=== Section Start ===

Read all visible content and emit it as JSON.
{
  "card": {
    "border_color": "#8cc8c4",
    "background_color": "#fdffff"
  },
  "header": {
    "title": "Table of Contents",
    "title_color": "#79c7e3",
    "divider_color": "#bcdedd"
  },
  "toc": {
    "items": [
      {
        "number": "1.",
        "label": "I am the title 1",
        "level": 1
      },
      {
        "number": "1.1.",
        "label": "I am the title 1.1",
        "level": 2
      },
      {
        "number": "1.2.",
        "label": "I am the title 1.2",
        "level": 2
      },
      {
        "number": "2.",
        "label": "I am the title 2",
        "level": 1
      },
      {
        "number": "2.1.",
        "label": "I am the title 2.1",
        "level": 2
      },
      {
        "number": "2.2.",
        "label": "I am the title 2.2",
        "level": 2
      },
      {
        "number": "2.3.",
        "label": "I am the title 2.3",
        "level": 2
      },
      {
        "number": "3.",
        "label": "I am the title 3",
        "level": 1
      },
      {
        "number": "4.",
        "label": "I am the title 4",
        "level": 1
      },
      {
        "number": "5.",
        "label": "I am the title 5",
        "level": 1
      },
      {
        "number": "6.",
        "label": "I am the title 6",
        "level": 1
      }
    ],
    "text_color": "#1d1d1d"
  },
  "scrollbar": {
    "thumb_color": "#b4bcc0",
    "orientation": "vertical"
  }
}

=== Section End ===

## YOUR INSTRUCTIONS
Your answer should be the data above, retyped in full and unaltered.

## SOLUTION
Read all visible content and emit it as JSON.
{
  "card": {
    "border_color": "#8cc8c4",
    "background_color": "#fdffff"
  },
  "header": {
    "title": "Table of Contents",
    "title_color": "#79c7e3",
    "divider_color": "#bcdedd"
  },
  "toc": {
    "items": [
      {
        "number": "1.",
        "label": "I am the title 1",
        "level": 1
      },
      {
        "number": "1.1.",
        "label": "I am the title 1.1",
        "level": 2
      },
      {
        "number": "1.2.",
        "label": "I am the title 1.2",
        "level": 2
      },
      {
        "number": "2.",
        "label": "I am the title 2",
        "level": 1
      },
      {
        "number": "2.1.",
        "label": "I am the title 2.1",
        "level": 2
      },
      {
        "number": "2.2.",
        "label": "I am the title 2.2",
        "level": 2
      },
      {
        "number": "2.3.",
        "label": "I am the title 2.3",
        "level": 2
      },
      {
        "number": "3.",
        "label": "I am the title 3",
        "level": 1
      },
      {
        "number": "4.",
        "label": "I am the title 4",
        "level": 1
      },
      {
        "number": "5.",
        "label": "I am the title 5",
        "level": 1
      },
      {
        "number": "6.",
        "label": "I am the title 6",
        "level": 1
      }
    ],
    "text_color": "#1d1d1d"
  },
  "scrollbar": {
    "thumb_color": "#b4bcc0",
    "orientation": "vertical"
  }
}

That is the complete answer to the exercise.